··· Provided entries

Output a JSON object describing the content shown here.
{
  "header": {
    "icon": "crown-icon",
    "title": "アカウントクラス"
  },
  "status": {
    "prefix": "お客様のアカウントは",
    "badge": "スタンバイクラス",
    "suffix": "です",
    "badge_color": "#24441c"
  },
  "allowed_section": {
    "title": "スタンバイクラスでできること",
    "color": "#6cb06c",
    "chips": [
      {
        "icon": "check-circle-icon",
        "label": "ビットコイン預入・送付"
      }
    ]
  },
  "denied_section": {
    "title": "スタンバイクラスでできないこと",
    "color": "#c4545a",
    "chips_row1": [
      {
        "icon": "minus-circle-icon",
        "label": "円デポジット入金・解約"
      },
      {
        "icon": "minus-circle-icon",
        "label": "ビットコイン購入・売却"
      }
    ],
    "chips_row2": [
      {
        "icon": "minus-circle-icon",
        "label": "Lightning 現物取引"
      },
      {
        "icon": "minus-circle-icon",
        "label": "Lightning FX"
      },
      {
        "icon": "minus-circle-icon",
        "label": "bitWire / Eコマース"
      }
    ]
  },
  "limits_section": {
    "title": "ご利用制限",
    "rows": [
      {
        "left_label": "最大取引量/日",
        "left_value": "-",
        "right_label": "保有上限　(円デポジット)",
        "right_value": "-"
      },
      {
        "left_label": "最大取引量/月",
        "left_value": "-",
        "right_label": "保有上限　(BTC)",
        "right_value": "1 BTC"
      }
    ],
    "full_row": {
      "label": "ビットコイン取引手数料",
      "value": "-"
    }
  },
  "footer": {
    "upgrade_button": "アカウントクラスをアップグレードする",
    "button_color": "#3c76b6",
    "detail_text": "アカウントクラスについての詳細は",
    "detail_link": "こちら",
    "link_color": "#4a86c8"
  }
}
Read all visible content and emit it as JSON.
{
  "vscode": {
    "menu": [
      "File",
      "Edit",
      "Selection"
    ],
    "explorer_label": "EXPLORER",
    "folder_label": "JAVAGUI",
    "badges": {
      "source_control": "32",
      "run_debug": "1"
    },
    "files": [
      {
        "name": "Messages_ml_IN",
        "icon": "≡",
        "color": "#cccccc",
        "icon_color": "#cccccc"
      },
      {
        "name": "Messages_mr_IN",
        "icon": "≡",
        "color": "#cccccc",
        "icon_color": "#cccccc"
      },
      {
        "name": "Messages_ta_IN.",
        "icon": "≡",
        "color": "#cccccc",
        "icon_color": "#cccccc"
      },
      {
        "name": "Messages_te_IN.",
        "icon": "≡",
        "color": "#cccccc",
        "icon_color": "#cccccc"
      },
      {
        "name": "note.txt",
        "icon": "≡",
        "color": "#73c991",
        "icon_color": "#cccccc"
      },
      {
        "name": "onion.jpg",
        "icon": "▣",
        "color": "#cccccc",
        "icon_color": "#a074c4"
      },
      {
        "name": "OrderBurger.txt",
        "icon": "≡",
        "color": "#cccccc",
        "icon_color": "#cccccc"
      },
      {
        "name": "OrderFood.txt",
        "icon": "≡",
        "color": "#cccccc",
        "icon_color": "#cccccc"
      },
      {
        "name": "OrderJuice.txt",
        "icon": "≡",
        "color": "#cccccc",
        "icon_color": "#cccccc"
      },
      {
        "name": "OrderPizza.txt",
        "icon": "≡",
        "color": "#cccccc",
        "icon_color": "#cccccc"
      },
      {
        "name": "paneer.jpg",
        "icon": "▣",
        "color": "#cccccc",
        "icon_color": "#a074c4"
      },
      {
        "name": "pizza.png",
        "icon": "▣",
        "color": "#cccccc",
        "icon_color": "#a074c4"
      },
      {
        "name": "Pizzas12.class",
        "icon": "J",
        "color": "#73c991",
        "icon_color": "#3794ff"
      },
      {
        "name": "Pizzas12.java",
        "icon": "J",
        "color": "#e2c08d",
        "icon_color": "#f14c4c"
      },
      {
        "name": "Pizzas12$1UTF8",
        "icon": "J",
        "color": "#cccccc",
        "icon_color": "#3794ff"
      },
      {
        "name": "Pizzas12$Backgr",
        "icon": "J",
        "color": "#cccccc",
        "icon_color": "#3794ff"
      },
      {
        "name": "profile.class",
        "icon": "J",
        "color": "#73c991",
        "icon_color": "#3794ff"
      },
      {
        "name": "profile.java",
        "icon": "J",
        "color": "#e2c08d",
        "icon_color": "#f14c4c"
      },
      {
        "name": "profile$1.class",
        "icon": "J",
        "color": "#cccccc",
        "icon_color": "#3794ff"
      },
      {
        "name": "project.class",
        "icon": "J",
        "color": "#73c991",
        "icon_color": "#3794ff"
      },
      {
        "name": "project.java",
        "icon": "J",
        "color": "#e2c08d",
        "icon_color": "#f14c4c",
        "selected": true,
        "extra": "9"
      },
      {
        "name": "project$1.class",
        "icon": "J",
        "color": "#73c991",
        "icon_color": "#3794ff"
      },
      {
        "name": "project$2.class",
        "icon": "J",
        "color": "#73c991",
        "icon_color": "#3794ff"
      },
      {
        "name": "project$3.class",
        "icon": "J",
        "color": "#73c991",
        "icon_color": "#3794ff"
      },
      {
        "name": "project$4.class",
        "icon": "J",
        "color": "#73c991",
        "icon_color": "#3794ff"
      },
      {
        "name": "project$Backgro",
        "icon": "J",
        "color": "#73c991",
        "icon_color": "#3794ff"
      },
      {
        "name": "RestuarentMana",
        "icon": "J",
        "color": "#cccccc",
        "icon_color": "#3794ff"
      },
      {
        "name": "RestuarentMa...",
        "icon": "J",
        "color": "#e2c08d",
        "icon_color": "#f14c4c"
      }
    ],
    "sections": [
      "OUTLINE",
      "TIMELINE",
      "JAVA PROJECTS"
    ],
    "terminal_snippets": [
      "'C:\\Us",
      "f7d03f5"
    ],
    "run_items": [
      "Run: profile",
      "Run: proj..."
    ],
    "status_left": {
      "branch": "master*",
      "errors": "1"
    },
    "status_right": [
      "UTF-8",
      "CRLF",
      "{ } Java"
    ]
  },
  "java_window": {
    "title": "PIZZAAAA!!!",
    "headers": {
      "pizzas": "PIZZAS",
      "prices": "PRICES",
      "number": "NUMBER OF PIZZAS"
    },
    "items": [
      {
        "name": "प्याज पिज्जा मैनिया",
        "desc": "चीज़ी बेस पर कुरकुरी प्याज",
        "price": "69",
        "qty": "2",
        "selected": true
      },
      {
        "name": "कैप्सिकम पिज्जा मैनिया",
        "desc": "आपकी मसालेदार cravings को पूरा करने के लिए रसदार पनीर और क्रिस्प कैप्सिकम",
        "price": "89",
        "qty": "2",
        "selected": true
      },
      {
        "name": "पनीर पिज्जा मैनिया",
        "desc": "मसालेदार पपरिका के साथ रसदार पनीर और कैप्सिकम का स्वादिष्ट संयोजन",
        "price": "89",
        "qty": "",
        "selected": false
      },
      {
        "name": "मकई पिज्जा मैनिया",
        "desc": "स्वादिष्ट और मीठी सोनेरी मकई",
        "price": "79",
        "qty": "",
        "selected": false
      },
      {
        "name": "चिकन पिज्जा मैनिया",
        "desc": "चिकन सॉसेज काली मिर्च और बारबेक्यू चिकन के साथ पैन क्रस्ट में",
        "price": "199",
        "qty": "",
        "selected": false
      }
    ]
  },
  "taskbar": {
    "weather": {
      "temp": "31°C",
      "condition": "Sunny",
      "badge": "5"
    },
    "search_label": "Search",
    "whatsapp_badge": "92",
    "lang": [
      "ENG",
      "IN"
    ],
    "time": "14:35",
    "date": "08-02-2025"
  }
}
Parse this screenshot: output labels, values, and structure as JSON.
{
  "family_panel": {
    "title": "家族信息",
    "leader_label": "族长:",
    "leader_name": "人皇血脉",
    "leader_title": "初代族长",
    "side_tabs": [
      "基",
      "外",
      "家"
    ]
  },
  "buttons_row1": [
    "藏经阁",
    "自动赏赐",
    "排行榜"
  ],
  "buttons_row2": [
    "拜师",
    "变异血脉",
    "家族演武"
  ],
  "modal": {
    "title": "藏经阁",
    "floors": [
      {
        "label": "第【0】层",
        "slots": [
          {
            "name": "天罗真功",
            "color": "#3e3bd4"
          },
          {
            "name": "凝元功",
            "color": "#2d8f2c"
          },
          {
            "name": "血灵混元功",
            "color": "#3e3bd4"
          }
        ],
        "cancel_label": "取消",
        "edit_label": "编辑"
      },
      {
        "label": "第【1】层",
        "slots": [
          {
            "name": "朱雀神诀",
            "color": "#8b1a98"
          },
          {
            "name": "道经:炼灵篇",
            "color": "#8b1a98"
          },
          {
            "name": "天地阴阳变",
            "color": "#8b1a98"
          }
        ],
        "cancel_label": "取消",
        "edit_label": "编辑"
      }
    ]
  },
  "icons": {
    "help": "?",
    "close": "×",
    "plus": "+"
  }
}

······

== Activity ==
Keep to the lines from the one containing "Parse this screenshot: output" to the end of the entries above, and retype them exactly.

== Exercise output ==
Parse this screenshot: output labels, values, and structure as JSON.
{
  "family_panel": {
    "title": "家族信息",
    "leader_label": "族长:",
    "leader_name": "人皇血脉",
    "leader_title": "初代族长",
    "side_tabs": [
      "基",
      "外",
      "家"
    ]
  },
  "buttons_row1": [
    "藏经阁",
    "自动赏赐",
    "排行榜"
  ],
  "buttons_row2": [
    "拜师",
    "变异血脉",
    "家族演武"
  ],
  "modal": {
    "title": "藏经阁",
    "floors": [
      {
        "label": "第【0】层",
        "slots": [
          {
            "name": "天罗真功",
            "color": "#3e3bd4"
          },
          {
            "name": "凝元功",
            "color": "#2d8f2c"
          },
          {
            "name": "血灵混元功",
            "color": "#3e3bd4"
          }
        ],
        "cancel_label": "取消",
        "edit_label": "编辑"
      },
      {
        "label": "第【1】层",
        "slots": [
          {
            "name": "朱雀神诀",
            "color": "#8b1a98"
          },
          {
            "name": "道经:炼灵篇",
            "color": "#8b1a98"
          },
          {
            "name": "天地阴阳变",
            "color": "#8b1a98"
          }
        ],
        "cancel_label": "取消",
        "edit_label": "编辑"
      }
    ]
  },
  "icons": {
    "help": "?",
    "close": "×",
    "plus": "+"
  }
}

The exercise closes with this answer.